WHAT YOU SHOULD DO -
From the entries, copy out every line in which the word "title" is found.

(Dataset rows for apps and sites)

####################

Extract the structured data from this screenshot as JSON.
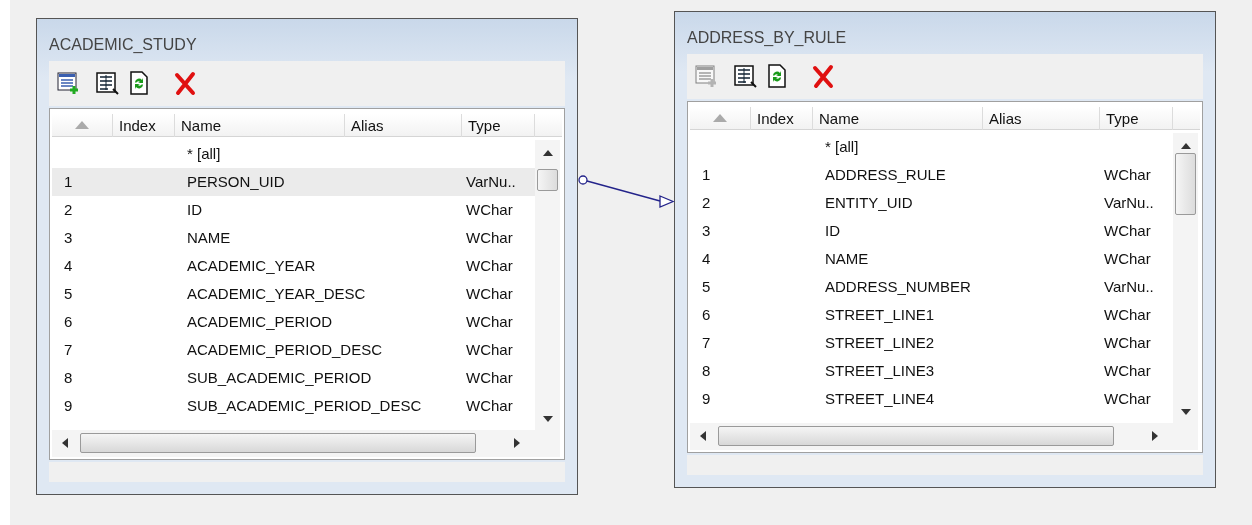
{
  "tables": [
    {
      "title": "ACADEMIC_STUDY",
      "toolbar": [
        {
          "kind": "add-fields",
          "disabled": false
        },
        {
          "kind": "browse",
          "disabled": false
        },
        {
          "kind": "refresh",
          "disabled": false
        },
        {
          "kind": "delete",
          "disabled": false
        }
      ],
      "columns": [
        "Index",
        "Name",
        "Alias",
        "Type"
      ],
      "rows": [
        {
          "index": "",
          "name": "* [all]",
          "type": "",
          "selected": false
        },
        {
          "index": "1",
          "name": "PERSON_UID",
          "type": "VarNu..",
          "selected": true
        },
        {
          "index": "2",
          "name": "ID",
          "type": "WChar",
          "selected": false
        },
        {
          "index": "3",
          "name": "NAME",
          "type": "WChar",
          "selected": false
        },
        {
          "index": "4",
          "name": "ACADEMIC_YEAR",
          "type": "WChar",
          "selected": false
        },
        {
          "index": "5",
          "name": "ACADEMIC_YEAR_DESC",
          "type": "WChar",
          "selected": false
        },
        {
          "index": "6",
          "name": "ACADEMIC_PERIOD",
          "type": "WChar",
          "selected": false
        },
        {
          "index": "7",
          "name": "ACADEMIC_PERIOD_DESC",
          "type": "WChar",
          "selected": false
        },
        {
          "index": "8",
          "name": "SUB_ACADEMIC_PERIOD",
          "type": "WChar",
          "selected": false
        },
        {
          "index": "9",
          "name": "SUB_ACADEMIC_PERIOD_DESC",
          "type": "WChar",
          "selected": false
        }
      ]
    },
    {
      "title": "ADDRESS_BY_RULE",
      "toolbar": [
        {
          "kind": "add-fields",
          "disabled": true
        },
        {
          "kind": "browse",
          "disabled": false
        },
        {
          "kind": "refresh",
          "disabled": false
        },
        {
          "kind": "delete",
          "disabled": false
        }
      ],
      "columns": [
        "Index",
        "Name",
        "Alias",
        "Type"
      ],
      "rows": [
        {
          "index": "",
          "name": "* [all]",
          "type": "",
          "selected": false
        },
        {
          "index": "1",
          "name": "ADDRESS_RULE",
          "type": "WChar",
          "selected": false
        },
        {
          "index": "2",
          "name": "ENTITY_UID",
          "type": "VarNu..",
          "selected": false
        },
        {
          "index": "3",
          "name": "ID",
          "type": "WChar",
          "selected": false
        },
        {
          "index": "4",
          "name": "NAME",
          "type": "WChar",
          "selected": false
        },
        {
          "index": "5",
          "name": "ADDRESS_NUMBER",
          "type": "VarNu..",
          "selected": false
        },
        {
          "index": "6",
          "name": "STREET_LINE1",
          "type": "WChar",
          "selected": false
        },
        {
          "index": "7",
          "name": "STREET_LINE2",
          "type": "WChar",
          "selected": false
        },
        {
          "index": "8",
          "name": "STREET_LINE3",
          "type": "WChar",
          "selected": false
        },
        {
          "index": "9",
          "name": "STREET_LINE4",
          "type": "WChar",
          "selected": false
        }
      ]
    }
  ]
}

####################

RESULT -
      "title": "ACADEMIC_STUDY",
      "title": "ADDRESS_BY_RULE",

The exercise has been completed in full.